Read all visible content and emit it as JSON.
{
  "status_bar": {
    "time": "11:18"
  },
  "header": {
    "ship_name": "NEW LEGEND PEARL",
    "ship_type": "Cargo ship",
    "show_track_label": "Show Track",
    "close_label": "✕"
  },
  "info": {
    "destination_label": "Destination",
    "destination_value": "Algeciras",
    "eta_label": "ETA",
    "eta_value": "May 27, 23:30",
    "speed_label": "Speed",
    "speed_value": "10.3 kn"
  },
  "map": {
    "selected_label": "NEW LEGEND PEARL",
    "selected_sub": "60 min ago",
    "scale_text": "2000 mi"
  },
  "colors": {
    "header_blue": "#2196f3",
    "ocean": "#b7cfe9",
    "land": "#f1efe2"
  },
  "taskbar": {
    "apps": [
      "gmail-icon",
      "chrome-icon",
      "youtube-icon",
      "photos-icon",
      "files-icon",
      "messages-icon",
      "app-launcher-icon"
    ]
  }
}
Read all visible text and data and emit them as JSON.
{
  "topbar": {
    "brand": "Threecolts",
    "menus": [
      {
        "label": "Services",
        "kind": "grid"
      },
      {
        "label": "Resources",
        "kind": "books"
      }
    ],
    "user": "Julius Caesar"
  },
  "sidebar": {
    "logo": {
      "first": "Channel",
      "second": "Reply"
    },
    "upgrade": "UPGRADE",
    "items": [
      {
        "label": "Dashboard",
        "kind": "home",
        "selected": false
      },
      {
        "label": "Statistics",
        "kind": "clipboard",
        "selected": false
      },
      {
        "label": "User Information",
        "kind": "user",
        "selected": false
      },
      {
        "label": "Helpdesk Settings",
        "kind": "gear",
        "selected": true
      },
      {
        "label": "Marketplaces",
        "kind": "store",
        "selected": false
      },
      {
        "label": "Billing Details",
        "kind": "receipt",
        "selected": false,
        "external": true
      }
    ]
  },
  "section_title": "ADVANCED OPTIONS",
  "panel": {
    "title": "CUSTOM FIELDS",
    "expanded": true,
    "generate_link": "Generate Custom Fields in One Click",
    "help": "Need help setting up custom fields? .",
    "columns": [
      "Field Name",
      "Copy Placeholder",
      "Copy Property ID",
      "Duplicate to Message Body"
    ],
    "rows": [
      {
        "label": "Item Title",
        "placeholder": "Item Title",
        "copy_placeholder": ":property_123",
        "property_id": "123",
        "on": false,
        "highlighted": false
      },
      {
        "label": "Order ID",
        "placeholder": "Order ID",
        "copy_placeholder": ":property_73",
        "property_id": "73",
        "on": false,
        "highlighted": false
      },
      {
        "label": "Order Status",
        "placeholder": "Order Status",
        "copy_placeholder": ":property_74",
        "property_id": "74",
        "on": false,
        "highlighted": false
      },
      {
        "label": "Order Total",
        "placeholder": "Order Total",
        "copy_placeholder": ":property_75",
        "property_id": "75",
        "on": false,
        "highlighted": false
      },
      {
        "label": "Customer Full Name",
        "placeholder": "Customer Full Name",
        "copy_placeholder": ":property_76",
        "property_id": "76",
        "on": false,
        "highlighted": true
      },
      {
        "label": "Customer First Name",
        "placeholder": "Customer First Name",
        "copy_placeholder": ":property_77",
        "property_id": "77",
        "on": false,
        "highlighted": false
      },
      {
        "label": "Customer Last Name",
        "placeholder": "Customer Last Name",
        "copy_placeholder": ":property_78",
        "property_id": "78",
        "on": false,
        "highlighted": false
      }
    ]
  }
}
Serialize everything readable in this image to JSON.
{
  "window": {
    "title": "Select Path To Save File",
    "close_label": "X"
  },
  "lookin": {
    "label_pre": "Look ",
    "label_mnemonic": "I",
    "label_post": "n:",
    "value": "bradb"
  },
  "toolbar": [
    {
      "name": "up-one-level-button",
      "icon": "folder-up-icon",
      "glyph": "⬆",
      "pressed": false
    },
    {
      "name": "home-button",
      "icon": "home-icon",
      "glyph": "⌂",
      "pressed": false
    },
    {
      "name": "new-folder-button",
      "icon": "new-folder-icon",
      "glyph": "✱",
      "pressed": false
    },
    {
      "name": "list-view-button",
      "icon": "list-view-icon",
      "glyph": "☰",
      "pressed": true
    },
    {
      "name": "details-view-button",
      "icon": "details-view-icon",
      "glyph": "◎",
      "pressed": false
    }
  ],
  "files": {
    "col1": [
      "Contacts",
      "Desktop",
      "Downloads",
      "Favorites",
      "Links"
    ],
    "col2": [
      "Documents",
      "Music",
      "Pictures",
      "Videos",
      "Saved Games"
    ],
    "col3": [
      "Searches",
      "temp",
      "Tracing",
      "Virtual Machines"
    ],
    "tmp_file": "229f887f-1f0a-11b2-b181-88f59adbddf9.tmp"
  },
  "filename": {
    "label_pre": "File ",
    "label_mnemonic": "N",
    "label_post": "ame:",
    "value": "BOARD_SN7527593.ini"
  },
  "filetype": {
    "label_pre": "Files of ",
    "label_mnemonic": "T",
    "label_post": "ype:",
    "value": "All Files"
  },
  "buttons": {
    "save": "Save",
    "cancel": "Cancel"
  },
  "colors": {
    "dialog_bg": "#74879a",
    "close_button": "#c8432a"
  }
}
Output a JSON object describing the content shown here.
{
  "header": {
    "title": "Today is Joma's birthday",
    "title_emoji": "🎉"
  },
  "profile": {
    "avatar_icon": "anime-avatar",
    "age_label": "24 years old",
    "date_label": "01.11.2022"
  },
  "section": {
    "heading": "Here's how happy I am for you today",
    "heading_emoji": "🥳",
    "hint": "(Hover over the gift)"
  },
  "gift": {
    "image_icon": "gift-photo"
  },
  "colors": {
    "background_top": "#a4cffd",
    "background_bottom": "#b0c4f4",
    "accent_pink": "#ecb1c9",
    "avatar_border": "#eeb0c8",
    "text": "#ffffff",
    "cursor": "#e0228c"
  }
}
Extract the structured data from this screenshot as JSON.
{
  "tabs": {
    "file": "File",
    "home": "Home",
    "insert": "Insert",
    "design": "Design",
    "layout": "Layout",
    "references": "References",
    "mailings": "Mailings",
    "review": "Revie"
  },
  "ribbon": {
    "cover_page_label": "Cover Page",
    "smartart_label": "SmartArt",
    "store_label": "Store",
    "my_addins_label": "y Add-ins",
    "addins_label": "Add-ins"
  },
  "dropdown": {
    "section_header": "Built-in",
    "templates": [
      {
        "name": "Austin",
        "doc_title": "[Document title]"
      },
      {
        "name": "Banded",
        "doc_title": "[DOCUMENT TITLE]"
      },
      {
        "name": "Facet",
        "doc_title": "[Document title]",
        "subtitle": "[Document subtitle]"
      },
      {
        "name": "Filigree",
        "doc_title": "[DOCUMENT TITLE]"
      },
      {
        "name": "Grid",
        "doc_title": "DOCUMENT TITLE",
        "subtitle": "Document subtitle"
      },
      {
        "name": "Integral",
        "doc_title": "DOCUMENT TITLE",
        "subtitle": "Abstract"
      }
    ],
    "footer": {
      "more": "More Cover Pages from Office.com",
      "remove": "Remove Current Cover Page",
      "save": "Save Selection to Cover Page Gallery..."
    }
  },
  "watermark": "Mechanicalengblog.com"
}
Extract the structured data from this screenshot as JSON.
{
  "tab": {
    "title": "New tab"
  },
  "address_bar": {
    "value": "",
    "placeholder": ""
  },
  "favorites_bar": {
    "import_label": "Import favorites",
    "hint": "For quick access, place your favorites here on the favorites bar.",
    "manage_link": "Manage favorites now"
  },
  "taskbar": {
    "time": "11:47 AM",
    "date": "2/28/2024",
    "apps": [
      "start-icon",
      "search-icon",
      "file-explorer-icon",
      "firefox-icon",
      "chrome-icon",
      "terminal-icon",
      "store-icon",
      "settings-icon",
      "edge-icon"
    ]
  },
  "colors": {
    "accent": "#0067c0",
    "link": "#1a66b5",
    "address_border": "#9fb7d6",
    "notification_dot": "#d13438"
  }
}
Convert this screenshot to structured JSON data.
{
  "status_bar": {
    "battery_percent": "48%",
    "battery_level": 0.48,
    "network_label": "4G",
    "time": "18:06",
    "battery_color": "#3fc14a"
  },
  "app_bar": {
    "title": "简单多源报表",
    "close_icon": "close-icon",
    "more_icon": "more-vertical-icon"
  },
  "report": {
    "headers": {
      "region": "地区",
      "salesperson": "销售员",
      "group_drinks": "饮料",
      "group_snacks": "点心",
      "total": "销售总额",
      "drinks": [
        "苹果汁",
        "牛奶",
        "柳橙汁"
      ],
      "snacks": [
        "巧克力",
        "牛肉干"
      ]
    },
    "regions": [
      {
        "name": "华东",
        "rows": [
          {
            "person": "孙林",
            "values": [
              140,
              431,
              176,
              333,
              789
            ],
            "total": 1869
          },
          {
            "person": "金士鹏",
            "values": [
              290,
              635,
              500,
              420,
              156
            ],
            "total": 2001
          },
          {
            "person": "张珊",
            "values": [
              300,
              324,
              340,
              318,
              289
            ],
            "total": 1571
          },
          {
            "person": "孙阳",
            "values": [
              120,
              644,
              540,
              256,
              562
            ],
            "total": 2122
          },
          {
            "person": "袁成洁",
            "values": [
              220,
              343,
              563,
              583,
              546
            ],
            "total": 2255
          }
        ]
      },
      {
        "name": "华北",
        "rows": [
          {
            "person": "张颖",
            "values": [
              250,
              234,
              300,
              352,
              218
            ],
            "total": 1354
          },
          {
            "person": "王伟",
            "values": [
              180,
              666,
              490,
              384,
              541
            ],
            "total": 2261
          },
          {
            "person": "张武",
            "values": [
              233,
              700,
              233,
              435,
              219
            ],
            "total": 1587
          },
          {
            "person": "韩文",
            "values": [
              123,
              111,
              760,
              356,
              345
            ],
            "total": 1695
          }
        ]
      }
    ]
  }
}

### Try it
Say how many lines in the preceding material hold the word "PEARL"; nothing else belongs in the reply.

### Solution to this problem
2